Yesterday, the Department For Digital, Culture, Media and Sport said that “performers don’t need visas or work permits for short-term tours” in 19 EU Member states, following “extensive discussions.”
This is widely reported throughout British media as a Government success. The truth is that visas were never the main issue, and this statement merely clarifies an existing position. Nothing has changed.

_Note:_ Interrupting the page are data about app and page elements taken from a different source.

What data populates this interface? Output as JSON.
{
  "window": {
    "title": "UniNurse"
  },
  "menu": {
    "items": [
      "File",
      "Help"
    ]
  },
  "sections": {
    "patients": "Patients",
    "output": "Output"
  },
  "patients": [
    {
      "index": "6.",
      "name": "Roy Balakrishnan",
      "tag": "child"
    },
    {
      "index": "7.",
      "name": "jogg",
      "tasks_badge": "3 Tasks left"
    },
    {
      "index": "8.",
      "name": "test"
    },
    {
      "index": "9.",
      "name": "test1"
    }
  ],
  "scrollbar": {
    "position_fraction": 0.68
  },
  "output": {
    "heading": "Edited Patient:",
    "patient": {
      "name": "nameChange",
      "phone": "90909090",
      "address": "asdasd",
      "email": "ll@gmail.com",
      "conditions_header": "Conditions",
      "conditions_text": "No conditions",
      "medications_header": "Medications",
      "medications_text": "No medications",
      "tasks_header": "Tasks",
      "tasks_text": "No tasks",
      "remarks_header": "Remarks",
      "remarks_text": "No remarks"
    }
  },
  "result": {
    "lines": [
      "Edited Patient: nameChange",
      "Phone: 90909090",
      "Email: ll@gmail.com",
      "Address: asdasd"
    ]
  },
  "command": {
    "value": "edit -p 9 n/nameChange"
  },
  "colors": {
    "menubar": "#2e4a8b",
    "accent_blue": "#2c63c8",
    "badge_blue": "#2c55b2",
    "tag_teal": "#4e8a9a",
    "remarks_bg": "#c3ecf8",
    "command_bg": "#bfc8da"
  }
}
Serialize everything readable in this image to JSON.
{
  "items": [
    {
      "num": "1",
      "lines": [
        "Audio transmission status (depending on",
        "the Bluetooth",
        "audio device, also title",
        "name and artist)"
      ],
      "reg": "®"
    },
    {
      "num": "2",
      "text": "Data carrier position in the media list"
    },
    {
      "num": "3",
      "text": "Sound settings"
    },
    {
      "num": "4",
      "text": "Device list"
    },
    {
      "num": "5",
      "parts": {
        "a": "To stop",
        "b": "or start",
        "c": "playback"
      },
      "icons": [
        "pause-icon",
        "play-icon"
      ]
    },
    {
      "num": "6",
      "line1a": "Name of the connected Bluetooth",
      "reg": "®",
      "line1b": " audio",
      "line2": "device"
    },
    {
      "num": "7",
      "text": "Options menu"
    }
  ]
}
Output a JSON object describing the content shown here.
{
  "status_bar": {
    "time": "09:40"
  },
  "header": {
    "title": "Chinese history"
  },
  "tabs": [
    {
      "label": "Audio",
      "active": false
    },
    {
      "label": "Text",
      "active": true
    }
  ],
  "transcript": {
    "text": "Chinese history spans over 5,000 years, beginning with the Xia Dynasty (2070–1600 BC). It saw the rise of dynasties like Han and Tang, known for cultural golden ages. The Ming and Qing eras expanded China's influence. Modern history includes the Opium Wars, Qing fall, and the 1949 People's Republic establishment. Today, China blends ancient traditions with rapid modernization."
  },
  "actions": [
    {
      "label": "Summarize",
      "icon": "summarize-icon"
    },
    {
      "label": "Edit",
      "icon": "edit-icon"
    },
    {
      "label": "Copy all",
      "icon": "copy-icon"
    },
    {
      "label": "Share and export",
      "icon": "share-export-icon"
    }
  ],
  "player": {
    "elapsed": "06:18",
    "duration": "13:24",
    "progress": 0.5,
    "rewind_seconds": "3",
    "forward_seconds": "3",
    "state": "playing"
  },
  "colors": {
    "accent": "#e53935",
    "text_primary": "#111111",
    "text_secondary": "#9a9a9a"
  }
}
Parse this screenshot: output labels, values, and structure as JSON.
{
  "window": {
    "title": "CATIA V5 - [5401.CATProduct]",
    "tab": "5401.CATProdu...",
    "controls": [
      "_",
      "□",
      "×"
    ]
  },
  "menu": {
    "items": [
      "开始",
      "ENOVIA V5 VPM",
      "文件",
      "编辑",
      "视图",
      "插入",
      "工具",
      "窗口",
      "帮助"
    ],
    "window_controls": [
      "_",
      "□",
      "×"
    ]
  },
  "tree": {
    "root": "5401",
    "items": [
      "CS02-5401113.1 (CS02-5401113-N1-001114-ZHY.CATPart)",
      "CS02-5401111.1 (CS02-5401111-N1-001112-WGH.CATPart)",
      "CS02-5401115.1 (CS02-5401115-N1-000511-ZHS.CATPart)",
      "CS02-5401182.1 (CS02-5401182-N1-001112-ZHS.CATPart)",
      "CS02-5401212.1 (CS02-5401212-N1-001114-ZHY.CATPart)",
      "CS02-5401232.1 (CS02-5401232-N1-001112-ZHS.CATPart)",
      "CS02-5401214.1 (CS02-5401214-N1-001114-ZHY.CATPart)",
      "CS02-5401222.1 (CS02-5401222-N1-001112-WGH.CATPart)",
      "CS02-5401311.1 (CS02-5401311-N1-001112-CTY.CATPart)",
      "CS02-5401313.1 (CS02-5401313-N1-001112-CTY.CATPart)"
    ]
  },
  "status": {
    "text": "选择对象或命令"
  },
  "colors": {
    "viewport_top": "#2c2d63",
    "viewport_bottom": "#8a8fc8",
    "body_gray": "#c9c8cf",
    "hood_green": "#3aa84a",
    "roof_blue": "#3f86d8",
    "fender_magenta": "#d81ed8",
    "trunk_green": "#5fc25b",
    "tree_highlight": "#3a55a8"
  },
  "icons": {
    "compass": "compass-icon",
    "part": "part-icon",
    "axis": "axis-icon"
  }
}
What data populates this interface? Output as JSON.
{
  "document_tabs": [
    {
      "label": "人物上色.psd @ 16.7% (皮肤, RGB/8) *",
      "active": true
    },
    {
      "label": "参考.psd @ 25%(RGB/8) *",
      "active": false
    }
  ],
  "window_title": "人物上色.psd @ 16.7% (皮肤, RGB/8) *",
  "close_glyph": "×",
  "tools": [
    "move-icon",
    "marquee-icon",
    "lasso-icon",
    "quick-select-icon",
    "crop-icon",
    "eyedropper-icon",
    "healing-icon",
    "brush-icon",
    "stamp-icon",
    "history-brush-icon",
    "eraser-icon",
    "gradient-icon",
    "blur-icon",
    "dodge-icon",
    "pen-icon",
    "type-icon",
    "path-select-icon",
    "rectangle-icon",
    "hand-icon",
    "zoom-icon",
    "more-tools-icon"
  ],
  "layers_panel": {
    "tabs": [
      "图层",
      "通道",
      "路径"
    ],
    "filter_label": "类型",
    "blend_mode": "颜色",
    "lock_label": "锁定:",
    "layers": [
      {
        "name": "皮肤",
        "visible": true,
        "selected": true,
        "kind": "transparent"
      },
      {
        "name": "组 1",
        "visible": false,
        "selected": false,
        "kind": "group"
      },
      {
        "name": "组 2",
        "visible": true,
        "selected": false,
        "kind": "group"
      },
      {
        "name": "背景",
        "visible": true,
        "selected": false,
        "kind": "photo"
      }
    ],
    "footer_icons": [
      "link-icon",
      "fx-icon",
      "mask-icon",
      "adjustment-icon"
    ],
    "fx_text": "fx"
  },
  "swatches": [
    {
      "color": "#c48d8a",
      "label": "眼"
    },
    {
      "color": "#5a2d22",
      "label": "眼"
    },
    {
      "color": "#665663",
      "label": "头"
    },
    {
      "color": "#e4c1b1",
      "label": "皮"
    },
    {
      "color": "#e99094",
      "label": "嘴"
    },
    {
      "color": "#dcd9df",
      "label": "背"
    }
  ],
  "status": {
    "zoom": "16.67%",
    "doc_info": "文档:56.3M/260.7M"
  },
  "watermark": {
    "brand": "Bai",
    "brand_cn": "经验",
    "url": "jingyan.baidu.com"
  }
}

The problems remain the same, and this is not Government enabled progress.
MetalTalk reported in December 2020 that an instrument ATA Carnet, starting at £325, was required for all UK musicians who are considered as ‘third country nationals’ when working abroad and VAT on merchandise is also applicable.
We also linked to the Incorporated Society Of Musicians ‘Visa and work permit requirements for UK musicians working in EU/EA countries’ document, last updated 1 June 2021, which shows that entry visas are, on the whole, not required, while many countries have exemptions for work visas for people within the entertainment industry.
A visa gives a person the right to enter or leave the country or territory for which it was issued. At the same time, a work permit is a generic term for any legal authorisation which allows a person to take up employment. The ISM notes that some countries use the terms ‘visa’ and ‘permit’ interchangeably.
After extensive discussions we can confirm that performers don’t need visas or work permits for short-term tours in 19 EU Member States including France, Germany and Italy. We’re engaging with remaining Member States and calling on them to follow suit.
— DCMS (@DCMS) August 4, 2021
Variety is wrong. The UK government did *not* negotiate better terms for UK musicians. *Nothing* has changed. 3rd country regs were in place before, but are now presented as progress. Problems (carnets, VAT on merch, not visas/permits) are the same. https://t.co/15vE6JkyL0
— Philippe Auclair (@PhilippeAuclair) August 5, 2021